_EXERCISE PROMPT:_
Output the span of lines from the one that contains "Enumerate this screenshot's" through the end of the records, inclusive, exactly as written and free of pictures.

_SOURCE MATERIAL:_
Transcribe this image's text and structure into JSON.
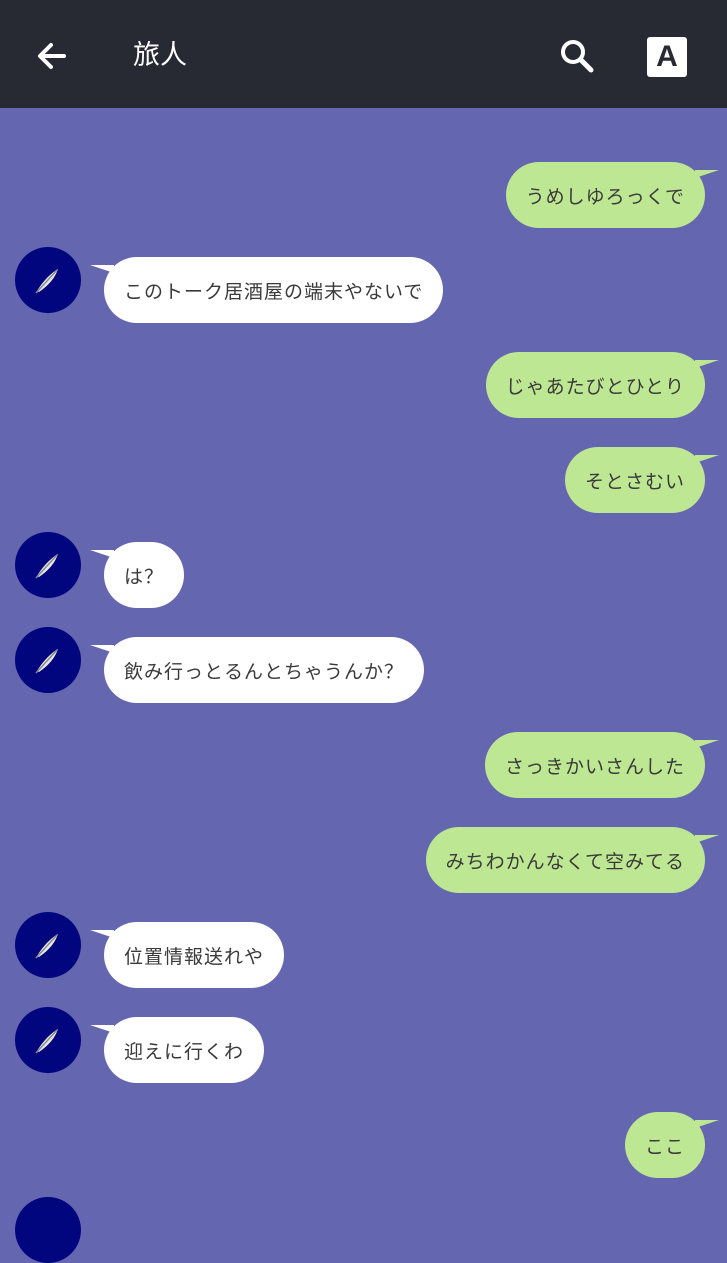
{
  "header": {
    "title": "旅人",
    "back_icon": "arrow-left-icon",
    "search_icon": "search-icon",
    "font_size_label": "A"
  },
  "colors": {
    "header_bg": "#282a33",
    "chat_bg": "#6566b0",
    "sent_bubble": "#bde793",
    "received_bubble": "#ffffff",
    "avatar_bg": "#02067e"
  },
  "messages": [
    {
      "side": "sent",
      "text": "うめしゆろっくで"
    },
    {
      "side": "received",
      "text": "このトーク居酒屋の端末やないで"
    },
    {
      "side": "sent",
      "text": "じゃあたびとひとり"
    },
    {
      "side": "sent",
      "text": "そとさむい"
    },
    {
      "side": "received",
      "text": "は？"
    },
    {
      "side": "received",
      "text": "飲み行っとるんとちゃうんか？"
    },
    {
      "side": "sent",
      "text": "さっきかいさんした"
    },
    {
      "side": "sent",
      "text": "みちわかんなくて空みてる"
    },
    {
      "side": "received",
      "text": "位置情報送れや"
    },
    {
      "side": "received",
      "text": "迎えに行くわ"
    },
    {
      "side": "sent",
      "text": "ここ"
    }
  ]
}
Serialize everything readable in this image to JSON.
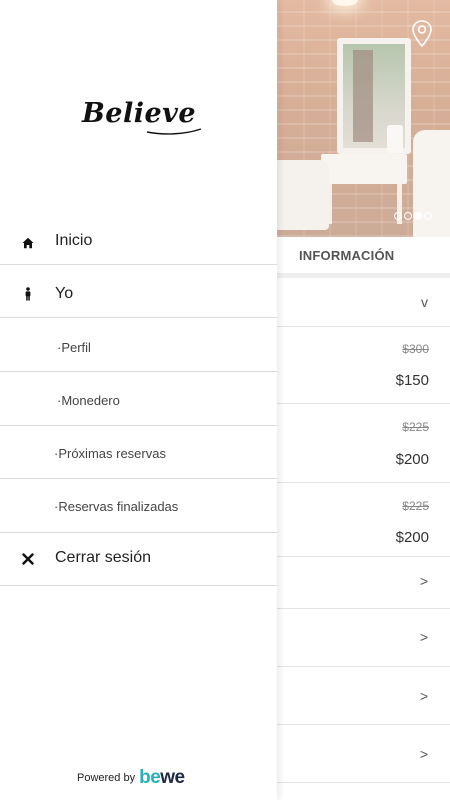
{
  "brand": {
    "logo_text": "Believe",
    "powered_by": "Powered by",
    "powered_brand_part1": "be",
    "powered_brand_part2": "we",
    "accent_color": "#2ab0b8"
  },
  "drawer": {
    "items": [
      {
        "label": "Inicio",
        "icon": "home-icon"
      },
      {
        "label": "Yo",
        "icon": "person-icon"
      },
      {
        "label": "·Perfil"
      },
      {
        "label": "·Monedero"
      },
      {
        "label": "·Próximas reservas"
      },
      {
        "label": "·Reservas finalizadas"
      },
      {
        "label": "Cerrar sesión",
        "icon": "close-icon"
      }
    ]
  },
  "background": {
    "section_title": "INFORMACIÓN",
    "carousel": {
      "pages": 4,
      "active": 3
    },
    "expand_symbol": "v",
    "prices": [
      {
        "old": "$300",
        "new": "$150"
      },
      {
        "old": "$225",
        "new": "$200"
      },
      {
        "old": "$225",
        "new": "$200"
      }
    ],
    "arrow_symbol": ">"
  }
}
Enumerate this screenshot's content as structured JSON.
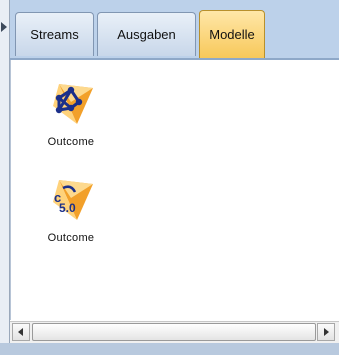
{
  "tabs": [
    {
      "label": "Streams",
      "active": false
    },
    {
      "label": "Ausgaben",
      "active": false
    },
    {
      "label": "Modelle",
      "active": true
    }
  ],
  "models": [
    {
      "label": "Outcome",
      "icon": "neural-net-model-icon"
    },
    {
      "label": "Outcome",
      "icon": "c5-tree-model-icon",
      "badge": "5.0"
    }
  ],
  "colors": {
    "accent": "#f7c85a",
    "model_gem": "#f2a02a",
    "tabbar": "#bcd1ea"
  }
}
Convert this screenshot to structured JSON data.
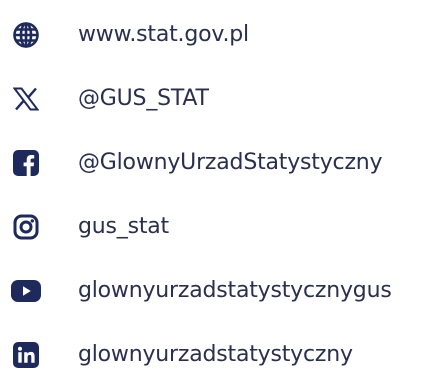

_ANSWER TO THIS EXERCISE:_
Enumerate this screenshot's content as structured JSON.
{
  "tabs": [
    {
      "label": "Streams",
      "active": false
    },
    {
      "label": "Ausgaben",
      "active": false
    },
    {
      "label": "Modelle",
      "active": true
    }
  ],
  "models": [
    {
      "label": "Outcome",
      "icon": "neural-net-model-icon"
    },
    {
      "label": "Outcome",
      "icon": "c5-tree-model-icon",
      "badge": "5.0"
    }
  ],
  "colors": {
    "accent": "#f7c85a",
    "model_gem": "#f2a02a",
    "tabbar": "#bcd1ea"
  }
}
Convert this screenshot to structured JSON data.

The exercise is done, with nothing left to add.